**Requirement**. What follows is a set of entries. Give them again exactly, without the pictures.

(Dataset records)
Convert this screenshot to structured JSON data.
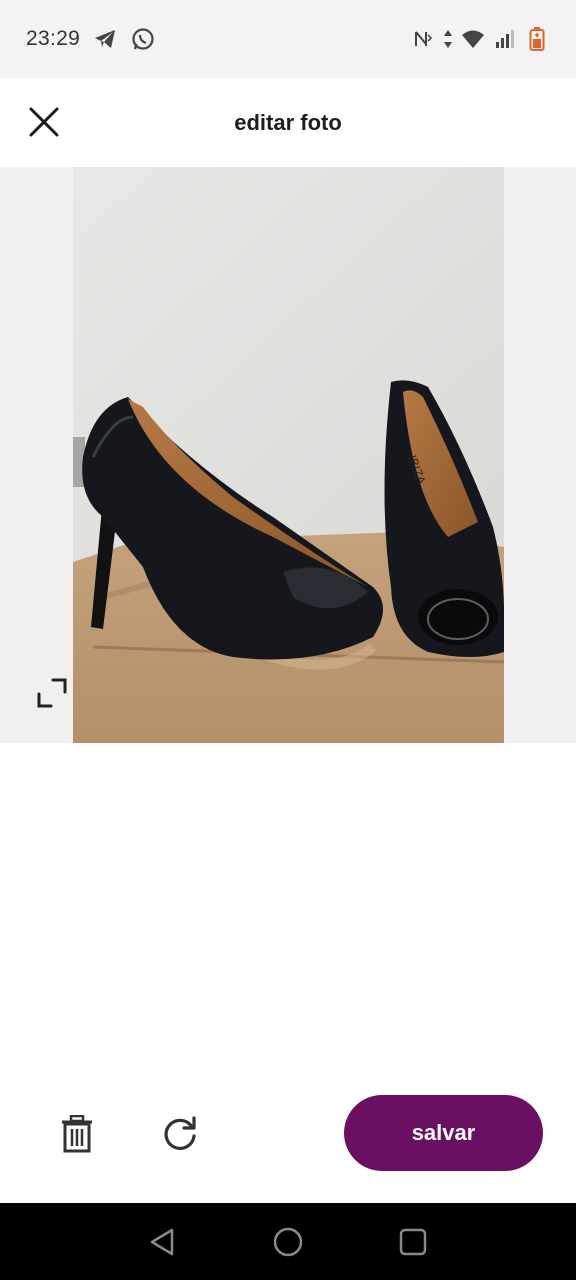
{
  "status_bar": {
    "time": "23:29",
    "icons": [
      "telegram-icon",
      "whatsapp-icon",
      "nfc-icon",
      "data-arrows-icon",
      "wifi-icon",
      "signal-icon",
      "battery-icon"
    ],
    "battery_color": "#e0642a"
  },
  "header": {
    "title": "editar foto",
    "close_icon": "close-icon"
  },
  "photo": {
    "expand_icon": "expand-icon"
  },
  "toolbar": {
    "delete_icon": "trash-icon",
    "rotate_icon": "rotate-icon",
    "save_label": "salvar",
    "save_color": "#6a0f62"
  },
  "nav": {
    "back_icon": "back-icon",
    "home_icon": "home-icon",
    "recents_icon": "recents-icon"
  }
}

**Answer section**.
Convert this screenshot to structured JSON data.
{
  "status_bar": {
    "time": "23:29",
    "icons": [
      "telegram-icon",
      "whatsapp-icon",
      "nfc-icon",
      "data-arrows-icon",
      "wifi-icon",
      "signal-icon",
      "battery-icon"
    ],
    "battery_color": "#e0642a"
  },
  "header": {
    "title": "editar foto",
    "close_icon": "close-icon"
  },
  "photo": {
    "expand_icon": "expand-icon"
  },
  "toolbar": {
    "delete_icon": "trash-icon",
    "rotate_icon": "rotate-icon",
    "save_label": "salvar",
    "save_color": "#6a0f62"
  },
  "nav": {
    "back_icon": "back-icon",
    "home_icon": "home-icon",
    "recents_icon": "recents-icon"
  }
}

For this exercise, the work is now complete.